Thursday, September 13, 2012

Into the Buddhist Vale: Mc. Leod Ganj

There is no doubt that most of the hill stations in India; especially the ones in Himachal Pradesh bear heavy influence of the Tibiten Culture, and Buddhism. However I believe it’s fair to call Mc. Leod Ganj the best place to experience a different culture far away from what we have experienced or heard of general India (After all it’s also the capital of Buddhist under exile and home to the Dalai Lama). People know it for its Monestry and a good summer get away; however there is more and perhaps the best place to run to if frustrated of the routined city life. Movies and novels often show people running away to Tibet, or Nepal in search of inner peace. A cheaper option for cheap Indians is Mc.Leod Ganj also known as upper Dharmashala.
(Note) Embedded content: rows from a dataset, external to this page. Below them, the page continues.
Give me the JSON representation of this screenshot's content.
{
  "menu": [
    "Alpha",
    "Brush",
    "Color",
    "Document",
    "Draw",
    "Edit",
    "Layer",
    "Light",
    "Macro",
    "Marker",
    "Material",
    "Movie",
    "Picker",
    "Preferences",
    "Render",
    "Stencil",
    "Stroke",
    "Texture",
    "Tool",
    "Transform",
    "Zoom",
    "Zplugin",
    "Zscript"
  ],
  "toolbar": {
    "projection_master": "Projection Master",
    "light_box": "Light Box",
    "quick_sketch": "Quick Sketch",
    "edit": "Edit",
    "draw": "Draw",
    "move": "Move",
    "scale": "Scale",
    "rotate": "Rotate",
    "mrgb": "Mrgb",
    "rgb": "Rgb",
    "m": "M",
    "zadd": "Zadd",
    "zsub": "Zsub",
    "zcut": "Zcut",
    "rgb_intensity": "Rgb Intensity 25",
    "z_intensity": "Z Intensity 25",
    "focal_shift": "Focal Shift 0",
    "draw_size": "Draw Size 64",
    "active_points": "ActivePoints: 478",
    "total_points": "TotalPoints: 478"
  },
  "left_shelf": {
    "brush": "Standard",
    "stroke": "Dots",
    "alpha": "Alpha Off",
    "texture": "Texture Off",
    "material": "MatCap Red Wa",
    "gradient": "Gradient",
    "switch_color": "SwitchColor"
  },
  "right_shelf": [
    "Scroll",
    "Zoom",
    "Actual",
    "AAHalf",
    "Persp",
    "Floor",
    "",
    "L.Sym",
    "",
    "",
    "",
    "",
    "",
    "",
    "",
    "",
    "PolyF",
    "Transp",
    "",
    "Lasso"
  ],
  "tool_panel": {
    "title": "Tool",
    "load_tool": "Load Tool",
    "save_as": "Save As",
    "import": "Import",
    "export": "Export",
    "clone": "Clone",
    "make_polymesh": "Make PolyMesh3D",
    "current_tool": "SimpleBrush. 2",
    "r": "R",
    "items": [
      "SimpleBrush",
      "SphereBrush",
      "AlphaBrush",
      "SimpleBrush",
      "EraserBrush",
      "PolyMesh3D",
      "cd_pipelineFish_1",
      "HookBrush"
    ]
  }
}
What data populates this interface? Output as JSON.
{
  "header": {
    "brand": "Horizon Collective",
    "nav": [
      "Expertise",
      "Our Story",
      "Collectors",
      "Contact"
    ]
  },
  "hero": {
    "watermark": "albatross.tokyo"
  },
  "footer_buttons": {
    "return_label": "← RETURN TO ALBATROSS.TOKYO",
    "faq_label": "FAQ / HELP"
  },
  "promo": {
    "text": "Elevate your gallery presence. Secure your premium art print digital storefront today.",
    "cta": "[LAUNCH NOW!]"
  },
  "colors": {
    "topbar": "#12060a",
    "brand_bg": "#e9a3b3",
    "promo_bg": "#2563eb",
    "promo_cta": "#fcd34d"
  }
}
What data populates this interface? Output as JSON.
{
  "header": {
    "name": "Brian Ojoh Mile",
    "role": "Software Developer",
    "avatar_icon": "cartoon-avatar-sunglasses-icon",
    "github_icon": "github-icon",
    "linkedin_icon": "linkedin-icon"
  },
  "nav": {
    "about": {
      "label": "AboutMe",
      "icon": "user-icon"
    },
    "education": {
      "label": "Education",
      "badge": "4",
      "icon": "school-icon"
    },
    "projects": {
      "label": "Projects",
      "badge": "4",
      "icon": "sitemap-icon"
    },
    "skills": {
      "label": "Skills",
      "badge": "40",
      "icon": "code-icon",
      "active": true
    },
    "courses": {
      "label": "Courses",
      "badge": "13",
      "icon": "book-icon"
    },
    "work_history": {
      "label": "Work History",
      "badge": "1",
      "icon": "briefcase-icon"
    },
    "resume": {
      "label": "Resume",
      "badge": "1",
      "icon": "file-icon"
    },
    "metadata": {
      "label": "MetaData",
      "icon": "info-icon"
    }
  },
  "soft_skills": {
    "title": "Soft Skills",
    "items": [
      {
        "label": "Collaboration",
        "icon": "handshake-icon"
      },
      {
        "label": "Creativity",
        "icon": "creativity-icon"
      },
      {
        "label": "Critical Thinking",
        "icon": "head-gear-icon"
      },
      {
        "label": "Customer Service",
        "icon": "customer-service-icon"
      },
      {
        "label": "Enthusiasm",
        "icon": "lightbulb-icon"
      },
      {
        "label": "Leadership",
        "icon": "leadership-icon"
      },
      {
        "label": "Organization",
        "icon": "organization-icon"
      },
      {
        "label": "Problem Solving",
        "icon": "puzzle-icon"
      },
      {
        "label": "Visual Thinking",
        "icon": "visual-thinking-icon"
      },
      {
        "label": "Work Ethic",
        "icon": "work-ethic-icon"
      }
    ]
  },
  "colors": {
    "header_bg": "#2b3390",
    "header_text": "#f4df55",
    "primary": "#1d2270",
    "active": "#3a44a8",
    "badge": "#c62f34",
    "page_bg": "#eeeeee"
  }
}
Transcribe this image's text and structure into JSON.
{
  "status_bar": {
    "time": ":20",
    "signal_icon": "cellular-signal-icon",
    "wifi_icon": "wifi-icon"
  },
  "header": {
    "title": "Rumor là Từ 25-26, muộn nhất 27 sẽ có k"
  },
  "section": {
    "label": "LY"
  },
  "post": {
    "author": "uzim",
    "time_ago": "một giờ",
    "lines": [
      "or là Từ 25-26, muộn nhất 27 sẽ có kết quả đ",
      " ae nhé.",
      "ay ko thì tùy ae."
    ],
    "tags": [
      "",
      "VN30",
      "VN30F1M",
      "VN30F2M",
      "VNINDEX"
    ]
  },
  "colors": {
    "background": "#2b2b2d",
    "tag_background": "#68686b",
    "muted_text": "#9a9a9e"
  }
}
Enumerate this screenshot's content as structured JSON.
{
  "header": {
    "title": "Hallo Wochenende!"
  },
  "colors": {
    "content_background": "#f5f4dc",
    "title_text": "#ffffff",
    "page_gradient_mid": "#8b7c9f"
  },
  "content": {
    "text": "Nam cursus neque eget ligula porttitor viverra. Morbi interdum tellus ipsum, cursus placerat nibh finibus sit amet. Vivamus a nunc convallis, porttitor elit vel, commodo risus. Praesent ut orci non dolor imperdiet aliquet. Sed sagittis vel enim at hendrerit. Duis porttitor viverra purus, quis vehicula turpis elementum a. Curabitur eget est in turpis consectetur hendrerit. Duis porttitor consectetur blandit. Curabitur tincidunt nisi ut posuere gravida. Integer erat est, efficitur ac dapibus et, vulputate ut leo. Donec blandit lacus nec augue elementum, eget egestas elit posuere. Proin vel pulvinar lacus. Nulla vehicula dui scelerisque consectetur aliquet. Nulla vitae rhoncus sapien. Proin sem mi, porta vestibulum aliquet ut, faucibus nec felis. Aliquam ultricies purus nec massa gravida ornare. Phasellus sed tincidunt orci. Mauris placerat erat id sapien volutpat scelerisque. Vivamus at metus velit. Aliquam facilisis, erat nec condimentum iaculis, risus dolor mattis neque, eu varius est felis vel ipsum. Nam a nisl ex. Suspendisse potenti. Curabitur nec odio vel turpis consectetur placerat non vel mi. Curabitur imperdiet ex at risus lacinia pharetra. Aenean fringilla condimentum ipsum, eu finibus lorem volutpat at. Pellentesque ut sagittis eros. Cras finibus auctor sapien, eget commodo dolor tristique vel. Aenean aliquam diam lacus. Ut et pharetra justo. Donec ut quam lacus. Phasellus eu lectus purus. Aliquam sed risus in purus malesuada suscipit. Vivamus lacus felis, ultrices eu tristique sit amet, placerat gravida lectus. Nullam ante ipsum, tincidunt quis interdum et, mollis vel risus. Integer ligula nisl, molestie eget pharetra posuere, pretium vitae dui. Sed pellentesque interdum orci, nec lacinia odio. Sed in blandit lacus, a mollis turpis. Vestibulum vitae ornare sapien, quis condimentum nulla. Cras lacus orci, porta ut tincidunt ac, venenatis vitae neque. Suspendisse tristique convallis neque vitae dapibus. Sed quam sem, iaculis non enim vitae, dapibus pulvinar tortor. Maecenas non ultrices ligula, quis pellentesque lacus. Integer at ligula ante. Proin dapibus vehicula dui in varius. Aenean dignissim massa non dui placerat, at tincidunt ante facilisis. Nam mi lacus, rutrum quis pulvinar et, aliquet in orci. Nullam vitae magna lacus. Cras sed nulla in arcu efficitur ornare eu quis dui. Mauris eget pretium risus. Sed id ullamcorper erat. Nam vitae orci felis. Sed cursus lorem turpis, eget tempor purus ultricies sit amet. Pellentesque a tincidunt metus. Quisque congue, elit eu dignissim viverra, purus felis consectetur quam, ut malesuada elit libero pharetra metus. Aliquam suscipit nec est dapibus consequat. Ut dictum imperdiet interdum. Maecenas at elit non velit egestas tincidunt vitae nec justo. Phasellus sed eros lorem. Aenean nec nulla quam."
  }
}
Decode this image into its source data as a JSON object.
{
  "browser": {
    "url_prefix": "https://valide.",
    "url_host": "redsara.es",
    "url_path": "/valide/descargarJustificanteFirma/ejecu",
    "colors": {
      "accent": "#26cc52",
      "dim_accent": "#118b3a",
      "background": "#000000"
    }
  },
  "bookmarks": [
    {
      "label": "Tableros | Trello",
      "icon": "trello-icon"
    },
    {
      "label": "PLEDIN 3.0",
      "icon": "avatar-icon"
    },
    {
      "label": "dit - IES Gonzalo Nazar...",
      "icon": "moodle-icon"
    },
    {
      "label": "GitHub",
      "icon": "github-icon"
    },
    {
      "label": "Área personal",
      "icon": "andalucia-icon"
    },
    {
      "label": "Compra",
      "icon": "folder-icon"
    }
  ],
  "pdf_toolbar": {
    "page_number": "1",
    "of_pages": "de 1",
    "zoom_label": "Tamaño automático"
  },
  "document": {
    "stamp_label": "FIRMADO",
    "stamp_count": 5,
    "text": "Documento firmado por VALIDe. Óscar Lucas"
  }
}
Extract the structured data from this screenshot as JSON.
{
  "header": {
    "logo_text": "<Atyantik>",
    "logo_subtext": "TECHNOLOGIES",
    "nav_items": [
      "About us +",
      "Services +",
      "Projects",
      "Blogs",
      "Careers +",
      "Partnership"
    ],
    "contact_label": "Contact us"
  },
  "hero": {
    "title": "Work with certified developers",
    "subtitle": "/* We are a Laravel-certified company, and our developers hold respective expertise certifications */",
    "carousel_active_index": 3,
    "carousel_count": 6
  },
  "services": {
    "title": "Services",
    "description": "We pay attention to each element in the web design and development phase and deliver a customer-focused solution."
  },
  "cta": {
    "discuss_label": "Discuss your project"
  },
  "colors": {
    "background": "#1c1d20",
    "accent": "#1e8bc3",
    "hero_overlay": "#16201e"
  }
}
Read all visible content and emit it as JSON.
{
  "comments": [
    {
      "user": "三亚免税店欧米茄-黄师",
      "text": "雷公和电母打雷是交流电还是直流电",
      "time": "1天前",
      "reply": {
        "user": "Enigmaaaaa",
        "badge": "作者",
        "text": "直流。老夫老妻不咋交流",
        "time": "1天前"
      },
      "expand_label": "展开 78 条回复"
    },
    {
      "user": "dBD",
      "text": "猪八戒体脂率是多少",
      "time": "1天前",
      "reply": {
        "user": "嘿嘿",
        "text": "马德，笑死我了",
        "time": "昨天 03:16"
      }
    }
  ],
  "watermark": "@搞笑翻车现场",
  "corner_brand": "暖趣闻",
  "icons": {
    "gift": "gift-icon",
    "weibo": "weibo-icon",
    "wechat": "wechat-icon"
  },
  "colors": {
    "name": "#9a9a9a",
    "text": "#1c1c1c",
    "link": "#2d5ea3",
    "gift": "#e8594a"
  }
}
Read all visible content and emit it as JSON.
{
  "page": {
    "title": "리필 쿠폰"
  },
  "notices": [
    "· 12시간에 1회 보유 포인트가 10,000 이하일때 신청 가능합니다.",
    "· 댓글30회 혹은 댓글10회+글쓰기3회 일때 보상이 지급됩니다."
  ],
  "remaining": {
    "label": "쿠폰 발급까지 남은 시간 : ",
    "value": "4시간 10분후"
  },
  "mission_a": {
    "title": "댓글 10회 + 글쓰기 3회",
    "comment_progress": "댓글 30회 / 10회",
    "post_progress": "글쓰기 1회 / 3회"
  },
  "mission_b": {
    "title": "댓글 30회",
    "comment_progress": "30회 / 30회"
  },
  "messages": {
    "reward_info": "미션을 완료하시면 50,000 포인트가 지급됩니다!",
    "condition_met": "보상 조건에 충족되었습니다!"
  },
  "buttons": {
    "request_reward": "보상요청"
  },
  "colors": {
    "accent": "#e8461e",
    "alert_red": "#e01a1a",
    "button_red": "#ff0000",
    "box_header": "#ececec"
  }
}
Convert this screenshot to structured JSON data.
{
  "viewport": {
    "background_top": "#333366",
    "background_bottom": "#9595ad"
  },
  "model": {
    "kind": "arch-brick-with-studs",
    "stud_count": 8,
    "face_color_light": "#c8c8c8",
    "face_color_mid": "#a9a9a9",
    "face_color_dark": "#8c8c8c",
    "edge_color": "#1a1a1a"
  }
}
My visit was rather an un-predictable one; where I was expecting Mc. Leod Ganj to be like any other hill-station; though it was after having the lamb Thukpa and Tingmos (rolled breads) that I realized there is a lot more to the place. The place is inhabited mostly by Tibetans and western folks; who come down here to learn the ways of Buddhism, or understand their philosophy. Often you see them interviewing a Buddhist monk in a Cafe. ‘Free Tibet’ flags and ‘rescuing the next Dalai Lama from Chinese custody’ posters are a common sight on the streets. Perhaps one of the most spiritual experiences that I have had is that of the Monastery where devotees have their way of kneeling down, and pushing themselves forward at the altars (Just like any other Buddhist Monastery). However, something that you probably don’t observe at other monasteries in India is Monks having their debates on Buddha’s principles. I found it amusing for some reason; two monks challenging each other with intimidating gestures surrounded by a circle of onlookers. 

There are several treks one can take up from Mc. Leod Ganj; the most famous perhaps being that of the Triund peak, which offers the scenic beauty of Himachal Pradesh on one side of the range and Ice caped rock mountains on the other. Camping there is indeed an awesome experience, by a bonfire and overlooking the lights of various hill-stations in Himachal Pradesh. The trek; however does go on into the mountains to the Indrahar Pass. However due to time constraints one might leave behind the expedition, and wish that some other day he could fulfil his fantasy of taking the expedition and crossing over to Tibet on the other side.